Dr. Sade Kosoko-Lasaki
I don’t remember how I found Dr. Kosoko-Lasaki on the internet, but I am glad I did. I emailed her asking to meet with her and she responded graciously. I met her at her office at Creighton University where she is the Associate Vice Provost of the Health Sciences Multicultural and Community Affairs (HS-MACA) department. She is a tenured Professor of Surgery (Ophthalmology) and Preventive Medicine and Public Health at the Creighton University School of Medicine. She is also Co-Founder and Co-Director of the Center for Promoting Health & Health Equality. As I sat there talking to her, I wanted to absorb everything that she said, she taught me so many lessons in that hour that I spent with her.

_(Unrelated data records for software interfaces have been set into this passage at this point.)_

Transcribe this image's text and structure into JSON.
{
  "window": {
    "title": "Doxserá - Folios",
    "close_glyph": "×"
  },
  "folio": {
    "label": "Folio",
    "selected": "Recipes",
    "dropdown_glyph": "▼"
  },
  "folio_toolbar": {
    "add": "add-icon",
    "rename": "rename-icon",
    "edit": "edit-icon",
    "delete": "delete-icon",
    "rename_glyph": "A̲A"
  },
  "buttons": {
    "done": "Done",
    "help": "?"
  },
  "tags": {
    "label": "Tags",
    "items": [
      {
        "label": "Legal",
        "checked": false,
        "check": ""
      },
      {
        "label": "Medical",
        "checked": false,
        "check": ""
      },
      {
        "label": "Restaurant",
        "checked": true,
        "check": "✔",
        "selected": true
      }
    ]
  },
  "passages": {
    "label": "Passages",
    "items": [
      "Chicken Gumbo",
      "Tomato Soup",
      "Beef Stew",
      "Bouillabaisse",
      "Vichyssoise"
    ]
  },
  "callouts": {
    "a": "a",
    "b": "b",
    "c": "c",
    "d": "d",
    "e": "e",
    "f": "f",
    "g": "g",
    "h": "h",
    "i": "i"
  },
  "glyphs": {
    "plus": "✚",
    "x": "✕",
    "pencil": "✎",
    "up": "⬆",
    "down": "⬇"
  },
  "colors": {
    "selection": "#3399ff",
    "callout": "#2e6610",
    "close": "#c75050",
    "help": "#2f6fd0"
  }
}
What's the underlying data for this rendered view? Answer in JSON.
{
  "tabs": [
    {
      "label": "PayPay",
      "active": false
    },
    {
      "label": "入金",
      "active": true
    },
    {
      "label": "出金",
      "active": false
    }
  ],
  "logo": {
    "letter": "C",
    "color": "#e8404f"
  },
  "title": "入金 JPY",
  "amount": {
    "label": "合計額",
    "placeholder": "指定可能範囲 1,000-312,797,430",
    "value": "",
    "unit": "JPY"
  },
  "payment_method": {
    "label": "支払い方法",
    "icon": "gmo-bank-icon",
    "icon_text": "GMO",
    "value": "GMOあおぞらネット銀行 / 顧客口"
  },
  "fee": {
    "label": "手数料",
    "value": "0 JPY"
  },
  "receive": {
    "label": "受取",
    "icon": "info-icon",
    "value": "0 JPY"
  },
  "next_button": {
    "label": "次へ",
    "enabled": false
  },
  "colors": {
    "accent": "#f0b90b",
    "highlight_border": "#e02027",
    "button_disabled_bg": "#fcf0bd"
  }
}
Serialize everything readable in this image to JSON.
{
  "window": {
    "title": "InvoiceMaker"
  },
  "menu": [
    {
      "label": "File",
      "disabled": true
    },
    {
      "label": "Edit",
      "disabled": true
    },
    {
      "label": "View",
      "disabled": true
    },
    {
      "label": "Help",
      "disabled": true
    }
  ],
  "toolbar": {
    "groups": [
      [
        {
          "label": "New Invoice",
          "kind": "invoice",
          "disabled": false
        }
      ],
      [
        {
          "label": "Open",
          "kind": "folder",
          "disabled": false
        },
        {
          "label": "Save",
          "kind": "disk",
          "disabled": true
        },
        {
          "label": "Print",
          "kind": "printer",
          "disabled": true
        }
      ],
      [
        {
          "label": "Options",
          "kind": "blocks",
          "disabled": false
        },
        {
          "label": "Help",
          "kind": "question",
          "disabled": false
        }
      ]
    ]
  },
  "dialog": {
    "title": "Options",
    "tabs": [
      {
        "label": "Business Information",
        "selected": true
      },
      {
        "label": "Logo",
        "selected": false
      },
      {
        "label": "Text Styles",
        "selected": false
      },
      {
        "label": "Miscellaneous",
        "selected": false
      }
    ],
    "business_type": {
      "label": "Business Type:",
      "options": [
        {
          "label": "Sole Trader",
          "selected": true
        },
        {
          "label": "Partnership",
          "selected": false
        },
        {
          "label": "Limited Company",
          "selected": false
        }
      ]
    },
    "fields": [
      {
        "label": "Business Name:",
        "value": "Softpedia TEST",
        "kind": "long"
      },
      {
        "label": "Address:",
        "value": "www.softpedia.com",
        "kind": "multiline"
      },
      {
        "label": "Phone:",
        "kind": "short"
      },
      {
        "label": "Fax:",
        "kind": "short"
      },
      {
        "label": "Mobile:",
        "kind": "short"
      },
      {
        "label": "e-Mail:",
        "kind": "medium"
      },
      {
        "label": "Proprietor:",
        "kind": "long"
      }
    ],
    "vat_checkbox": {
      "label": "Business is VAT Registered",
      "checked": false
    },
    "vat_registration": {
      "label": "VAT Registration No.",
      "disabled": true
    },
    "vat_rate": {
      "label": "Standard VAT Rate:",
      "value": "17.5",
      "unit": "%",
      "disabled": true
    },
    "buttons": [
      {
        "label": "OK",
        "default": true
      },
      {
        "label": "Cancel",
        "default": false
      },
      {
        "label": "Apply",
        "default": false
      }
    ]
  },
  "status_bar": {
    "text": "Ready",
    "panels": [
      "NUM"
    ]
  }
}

Dr. Kosoko-Lasaki is a dynamite and has accomplished so much in her 40+ year career. She is passionate about what she does and despite numerous obstacles along the way, persisted and made a name for herself in her discipline. She completed her medical school in Nigeria and completed training in Ophthalmology at the University of Glasgow in Scotland. She then migrated to the United States and completed another residency at Howard University and a subspecialty fellowship in Glaucoma at Johns Hopkins University. She is a wife and mother of 3, a stepmother of 3, and a grandmother of 3. She has been awarded multimillion dollar grants for her research initiatives. She is author to 2 major textbooks in Ophthalmology and has authored multiple book chapters as well as numerous papers for publication. Her CV is 24 pages long! She is the epitome of an academic surgeon powerhouse.
She has a passion for eliminating health care disparities and has won multiple national and international awards for her research in Glaucoma as well as in minority health development. Part of her research has been focused on increasing minorities in the health care workforce. At Creighton University, she oversees the recruitment of disadvantaged students to the health sciences, and mentors these students to retain them. Dr. Kosoko-Lasaki has lectured around the country and world on cultural proficiency and health disparity issues, focusing on the promotion of “pipeline programs” that prepare and support disadvantaged students from grade 4 through health professional schools so they can become successful health care providers.
She served as a consultant for the United Nations Children’s Education Fund (UNICEF), United States Agency for International Development (USAID) and Helen Keller International in West African countries, Caribbean and Asia. She expanded her outreach efforts to the Dominican Republic doing screenings for glaucoma, eye surgeries and combating childhood Vitamin A Deficiency and Glaucoma. She was instrumental in creating Glaucoma Initiative in the U.S Virgin Islands, Nigeria, Rural Nebraska, Iowa and Kansas with the screening of over 20,000 individuals. I could go on and on about her accomplishments. She is an amazing woman and I am proud to call her my mentor.